After purchasing the tools and materials, I came out slightly better financially than I would have ordering a custom rod from a builder. Although, the biggest benefit is the satisfaction of making my own rod. The process was very easy and only took me about ten hours to very slowly and carefully build it. The most complex part was deciding what I wanted and what materials I needed.
I created a shorter than normal butt to make it easier to use in a kayak.
The reel seat is solid maple. It adheres directly to the rod blank without needing an arbor. I'm hoping this will help increase sensitivity.
I also chose to not add a fore-grip. When reeling, my hand grips the blank directly, giving me the best feel.
Adding the threading was the fun part. It was tedious, but I am pleased with the result, especially for my first attempt. I figured that I would be looking at this rod for countless hours, so I might as well make it look nice.
I wanted to use micro-guides, but decided that they may be too much of a challenge for my skill level. I went with reinforced saltwater grade guides. Each guide is under wrapped.
I currently have an Ambassador C3 6500 on it. After fishing with it a few times, I think this reel is too big for this rod. I'm in the process of looking for a quality low profile reel for it.
I can say that this rod is exactly what I wanted, which is why fishermen pay the big bucks for custom rods in the first place!
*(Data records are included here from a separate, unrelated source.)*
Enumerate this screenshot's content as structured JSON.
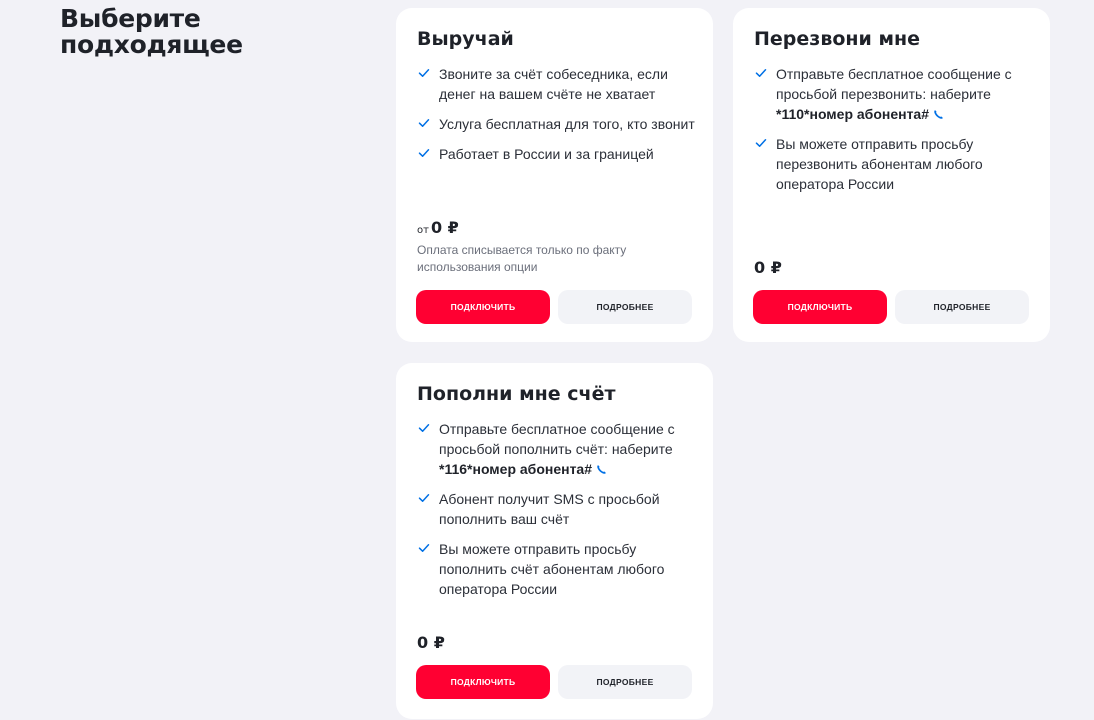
{
  "page": {
    "title": "Выберите подходящее"
  },
  "colors": {
    "accent": "#ff0032",
    "check": "#0070e5",
    "background": "#f2f2f7"
  },
  "cards": [
    {
      "title": "Выручай",
      "features": [
        {
          "text": "Звоните за счёт собеседника, если денег на вашем счёте не хватает"
        },
        {
          "text": "Услуга бесплатная для того, кто звонит"
        },
        {
          "text": "Работает в России и за границей"
        }
      ],
      "price_prefix": "от",
      "price": "0 ₽",
      "price_note": "Оплата списывается только по факту использования опции",
      "connect_label": "ПОДКЛЮЧИТЬ",
      "details_label": "ПОДРОБНЕЕ"
    },
    {
      "title": "Перезвони мне",
      "features": [
        {
          "text": "Отправьте бесплатное сообщение с просьбой перезвонить: наберите",
          "code": "*110*номер абонента#"
        },
        {
          "text": "Вы можете отправить просьбу перезвонить абонентам любого оператора России"
        }
      ],
      "price": "0 ₽",
      "connect_label": "ПОДКЛЮЧИТЬ",
      "details_label": "ПОДРОБНЕЕ"
    },
    {
      "title": "Пополни мне счёт",
      "features": [
        {
          "text": "Отправьте бесплатное сообщение с просьбой пополнить счёт: наберите",
          "code": "*116*номер абонента#"
        },
        {
          "text": "Абонент получит SMS с просьбой пополнить ваш счёт"
        },
        {
          "text": "Вы можете отправить просьбу пополнить счёт абонентам любого оператора России"
        }
      ],
      "price": "0 ₽",
      "connect_label": "ПОДКЛЮЧИТЬ",
      "details_label": "ПОДРОБНЕЕ"
    }
  ]
}
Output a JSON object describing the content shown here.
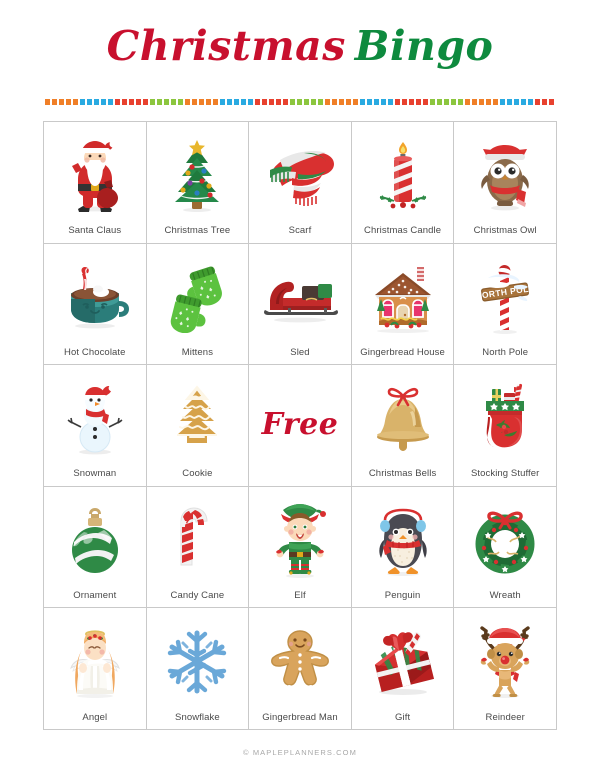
{
  "title": {
    "word_a": "Christmas",
    "word_b": "Bingo",
    "color_a": "#c8102e",
    "color_b": "#0e8a3e"
  },
  "divider": {
    "colors": [
      "#f07f28",
      "#29aae1",
      "#e8412f",
      "#8cc63e"
    ],
    "group_size": 5,
    "square_count": 73
  },
  "grid": {
    "rows": 5,
    "columns": 5,
    "border_color": "#c9c9c9",
    "label_color": "#4a4a4a",
    "cells": [
      {
        "label": "Santa Claus",
        "icon": "santa-claus-icon"
      },
      {
        "label": "Christmas Tree",
        "icon": "christmas-tree-icon"
      },
      {
        "label": "Scarf",
        "icon": "scarf-icon"
      },
      {
        "label": "Christmas Candle",
        "icon": "candle-icon"
      },
      {
        "label": "Christmas Owl",
        "icon": "owl-icon"
      },
      {
        "label": "Hot Chocolate",
        "icon": "hot-chocolate-icon"
      },
      {
        "label": "Mittens",
        "icon": "mittens-icon"
      },
      {
        "label": "Sled",
        "icon": "sled-icon"
      },
      {
        "label": "Gingerbread House",
        "icon": "gingerbread-house-icon"
      },
      {
        "label": "North Pole",
        "icon": "north-pole-icon"
      },
      {
        "label": "Snowman",
        "icon": "snowman-icon"
      },
      {
        "label": "Cookie",
        "icon": "cookie-icon"
      },
      {
        "label": "",
        "icon": "free-space",
        "free_text": "Free"
      },
      {
        "label": "Christmas Bells",
        "icon": "bell-icon"
      },
      {
        "label": "Stocking Stuffer",
        "icon": "stocking-icon"
      },
      {
        "label": "Ornament",
        "icon": "ornament-icon"
      },
      {
        "label": "Candy Cane",
        "icon": "candy-cane-icon"
      },
      {
        "label": "Elf",
        "icon": "elf-icon"
      },
      {
        "label": "Penguin",
        "icon": "penguin-icon"
      },
      {
        "label": "Wreath",
        "icon": "wreath-icon"
      },
      {
        "label": "Angel",
        "icon": "angel-icon"
      },
      {
        "label": "Snowflake",
        "icon": "snowflake-icon"
      },
      {
        "label": "Gingerbread Man",
        "icon": "gingerbread-man-icon"
      },
      {
        "label": "Gift",
        "icon": "gift-icon"
      },
      {
        "label": "Reindeer",
        "icon": "reindeer-icon"
      }
    ]
  },
  "north_pole_sign_text": "NORTH POLE",
  "footer": {
    "text": "© MAPLEPLANNERS.COM"
  }
}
I'm guessing this cat went about 12 pounds, maybe larger. My lip gripper is only rated to 15 pounds, and it could not hold up this fish. A baby by James river standards, but fun nonetheless!